▶ _Provided data_
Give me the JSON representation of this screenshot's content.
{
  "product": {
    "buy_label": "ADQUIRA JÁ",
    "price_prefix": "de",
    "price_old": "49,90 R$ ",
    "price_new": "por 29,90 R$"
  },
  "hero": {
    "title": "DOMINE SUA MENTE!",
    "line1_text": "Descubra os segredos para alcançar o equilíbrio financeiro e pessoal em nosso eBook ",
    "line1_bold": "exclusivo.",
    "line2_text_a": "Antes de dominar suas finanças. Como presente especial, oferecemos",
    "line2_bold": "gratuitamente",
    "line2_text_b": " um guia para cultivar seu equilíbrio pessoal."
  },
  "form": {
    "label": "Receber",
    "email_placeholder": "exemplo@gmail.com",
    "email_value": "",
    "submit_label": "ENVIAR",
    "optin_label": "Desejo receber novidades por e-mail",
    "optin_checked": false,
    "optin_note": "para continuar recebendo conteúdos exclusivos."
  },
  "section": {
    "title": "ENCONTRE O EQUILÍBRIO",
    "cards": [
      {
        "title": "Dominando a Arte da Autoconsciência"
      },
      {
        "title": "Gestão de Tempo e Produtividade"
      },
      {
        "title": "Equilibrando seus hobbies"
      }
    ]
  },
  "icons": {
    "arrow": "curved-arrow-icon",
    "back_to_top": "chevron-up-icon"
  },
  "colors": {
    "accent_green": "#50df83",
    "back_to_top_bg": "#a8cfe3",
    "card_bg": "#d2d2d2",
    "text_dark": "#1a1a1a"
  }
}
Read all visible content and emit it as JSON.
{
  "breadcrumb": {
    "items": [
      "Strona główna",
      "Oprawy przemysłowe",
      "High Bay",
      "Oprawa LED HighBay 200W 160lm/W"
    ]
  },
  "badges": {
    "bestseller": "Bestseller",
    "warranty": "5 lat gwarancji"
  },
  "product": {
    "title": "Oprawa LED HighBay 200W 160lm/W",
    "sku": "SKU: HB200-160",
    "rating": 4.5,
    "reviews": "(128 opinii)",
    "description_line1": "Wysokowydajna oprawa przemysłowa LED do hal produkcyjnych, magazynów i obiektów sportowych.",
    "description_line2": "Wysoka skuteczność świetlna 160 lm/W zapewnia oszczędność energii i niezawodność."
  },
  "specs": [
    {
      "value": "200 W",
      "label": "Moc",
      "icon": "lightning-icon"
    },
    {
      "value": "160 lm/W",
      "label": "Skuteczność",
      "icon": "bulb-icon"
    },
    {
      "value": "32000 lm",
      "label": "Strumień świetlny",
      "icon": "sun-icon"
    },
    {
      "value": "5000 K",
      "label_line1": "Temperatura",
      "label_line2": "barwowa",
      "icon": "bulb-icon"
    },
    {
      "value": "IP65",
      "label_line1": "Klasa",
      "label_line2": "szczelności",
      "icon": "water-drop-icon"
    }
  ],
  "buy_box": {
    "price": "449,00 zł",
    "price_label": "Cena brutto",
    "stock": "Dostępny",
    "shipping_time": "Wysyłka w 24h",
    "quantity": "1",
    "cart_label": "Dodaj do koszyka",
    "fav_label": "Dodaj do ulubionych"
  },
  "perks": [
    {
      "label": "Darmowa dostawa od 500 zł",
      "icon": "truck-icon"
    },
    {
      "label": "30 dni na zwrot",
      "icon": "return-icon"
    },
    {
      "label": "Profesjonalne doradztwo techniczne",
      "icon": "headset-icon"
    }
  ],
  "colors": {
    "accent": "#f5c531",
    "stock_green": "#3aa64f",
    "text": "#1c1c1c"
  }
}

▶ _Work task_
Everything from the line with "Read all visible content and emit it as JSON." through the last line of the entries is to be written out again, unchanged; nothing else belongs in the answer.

▶ _Result of this exercise_
Read all visible content and emit it as JSON.
{
  "breadcrumb": {
    "items": [
      "Strona główna",
      "Oprawy przemysłowe",
      "High Bay",
      "Oprawa LED HighBay 200W 160lm/W"
    ]
  },
  "badges": {
    "bestseller": "Bestseller",
    "warranty": "5 lat gwarancji"
  },
  "product": {
    "title": "Oprawa LED HighBay 200W 160lm/W",
    "sku": "SKU: HB200-160",
    "rating": 4.5,
    "reviews": "(128 opinii)",
    "description_line1": "Wysokowydajna oprawa przemysłowa LED do hal produkcyjnych, magazynów i obiektów sportowych.",
    "description_line2": "Wysoka skuteczność świetlna 160 lm/W zapewnia oszczędność energii i niezawodność."
  },
  "specs": [
    {
      "value": "200 W",
      "label": "Moc",
      "icon": "lightning-icon"
    },
    {
      "value": "160 lm/W",
      "label": "Skuteczność",
      "icon": "bulb-icon"
    },
    {
      "value": "32000 lm",
      "label": "Strumień świetlny",
      "icon": "sun-icon"
    },
    {
      "value": "5000 K",
      "label_line1": "Temperatura",
      "label_line2": "barwowa",
      "icon": "bulb-icon"
    },
    {
      "value": "IP65",
      "label_line1": "Klasa",
      "label_line2": "szczelności",
      "icon": "water-drop-icon"
    }
  ],
  "buy_box": {
    "price": "449,00 zł",
    "price_label": "Cena brutto",
    "stock": "Dostępny",
    "shipping_time": "Wysyłka w 24h",
    "quantity": "1",
    "cart_label": "Dodaj do koszyka",
    "fav_label": "Dodaj do ulubionych"
  },
  "perks": [
    {
      "label": "Darmowa dostawa od 500 zł",
      "icon": "truck-icon"
    },
    {
      "label": "30 dni na zwrot",
      "icon": "return-icon"
    },
    {
      "label": "Profesjonalne doradztwo techniczne",
      "icon": "headset-icon"
    }
  ],
  "colors": {
    "accent": "#f5c531",
    "stock_green": "#3aa64f",
    "text": "#1c1c1c"
  }
}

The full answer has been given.